_Work required_
From the entries below, please gather each line containing the string "text".

_Exercise material_
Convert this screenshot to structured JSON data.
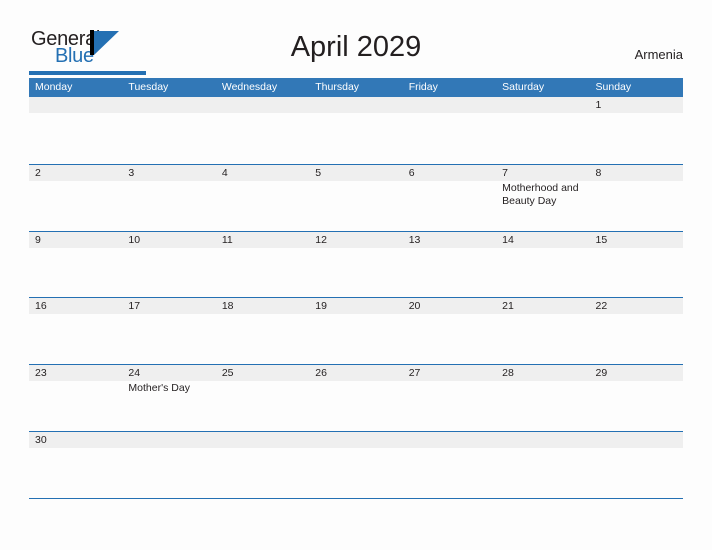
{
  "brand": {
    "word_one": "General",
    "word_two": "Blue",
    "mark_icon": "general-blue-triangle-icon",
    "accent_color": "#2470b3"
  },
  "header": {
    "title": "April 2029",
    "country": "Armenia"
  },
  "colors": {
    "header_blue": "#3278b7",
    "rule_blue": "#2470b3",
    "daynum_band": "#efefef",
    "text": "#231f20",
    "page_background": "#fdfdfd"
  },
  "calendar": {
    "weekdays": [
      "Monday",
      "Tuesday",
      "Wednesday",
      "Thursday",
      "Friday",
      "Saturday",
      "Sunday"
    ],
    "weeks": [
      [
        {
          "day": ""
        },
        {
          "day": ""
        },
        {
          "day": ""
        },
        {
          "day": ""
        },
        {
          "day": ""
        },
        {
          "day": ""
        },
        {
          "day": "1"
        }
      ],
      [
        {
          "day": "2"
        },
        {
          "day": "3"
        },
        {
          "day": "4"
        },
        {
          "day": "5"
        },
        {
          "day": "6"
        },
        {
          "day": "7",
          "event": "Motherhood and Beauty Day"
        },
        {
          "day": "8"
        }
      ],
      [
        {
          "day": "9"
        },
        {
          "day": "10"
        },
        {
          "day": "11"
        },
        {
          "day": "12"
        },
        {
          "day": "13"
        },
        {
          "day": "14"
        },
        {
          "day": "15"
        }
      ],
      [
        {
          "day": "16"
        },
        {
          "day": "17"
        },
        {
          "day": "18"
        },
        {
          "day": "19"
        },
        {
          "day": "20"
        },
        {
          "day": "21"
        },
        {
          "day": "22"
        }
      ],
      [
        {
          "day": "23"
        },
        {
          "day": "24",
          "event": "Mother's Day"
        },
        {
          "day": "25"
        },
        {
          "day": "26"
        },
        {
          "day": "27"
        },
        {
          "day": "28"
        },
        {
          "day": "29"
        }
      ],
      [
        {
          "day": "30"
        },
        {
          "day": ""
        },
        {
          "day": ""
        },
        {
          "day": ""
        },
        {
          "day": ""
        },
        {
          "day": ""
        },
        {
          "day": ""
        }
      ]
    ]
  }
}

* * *

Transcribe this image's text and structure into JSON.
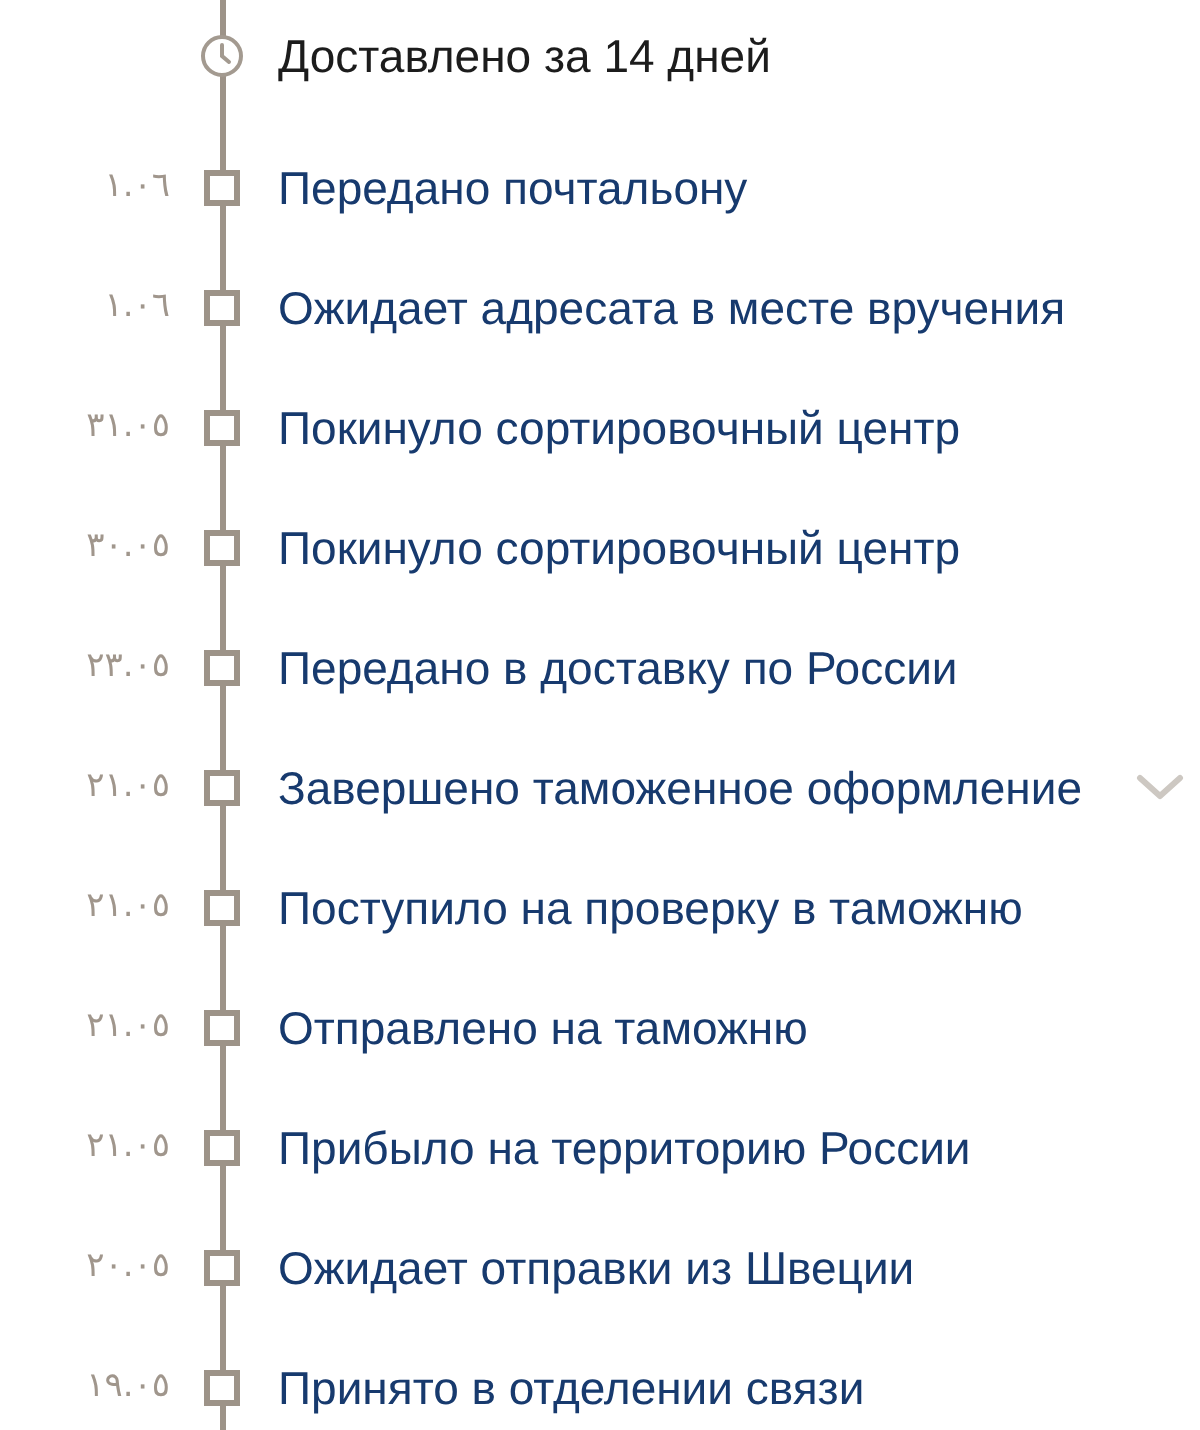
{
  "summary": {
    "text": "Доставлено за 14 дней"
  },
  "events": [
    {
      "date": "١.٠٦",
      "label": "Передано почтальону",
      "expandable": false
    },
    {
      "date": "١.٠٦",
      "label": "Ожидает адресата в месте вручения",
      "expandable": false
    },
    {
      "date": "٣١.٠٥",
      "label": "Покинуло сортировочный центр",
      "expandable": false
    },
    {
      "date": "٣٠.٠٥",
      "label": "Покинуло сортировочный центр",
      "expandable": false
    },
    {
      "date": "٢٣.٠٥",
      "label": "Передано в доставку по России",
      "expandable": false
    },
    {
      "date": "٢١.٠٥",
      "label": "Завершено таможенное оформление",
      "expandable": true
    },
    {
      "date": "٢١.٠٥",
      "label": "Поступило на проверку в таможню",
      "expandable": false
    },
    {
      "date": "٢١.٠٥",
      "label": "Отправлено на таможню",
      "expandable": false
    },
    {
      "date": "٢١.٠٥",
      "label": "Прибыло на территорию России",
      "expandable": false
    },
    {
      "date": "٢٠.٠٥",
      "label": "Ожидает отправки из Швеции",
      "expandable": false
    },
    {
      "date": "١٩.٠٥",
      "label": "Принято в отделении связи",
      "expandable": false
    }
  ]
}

_Output for this exercise_
    "text": "#231f20",
Transcribe this image's text and structure into JSON.
    "text": "Доставлено за 14 дней"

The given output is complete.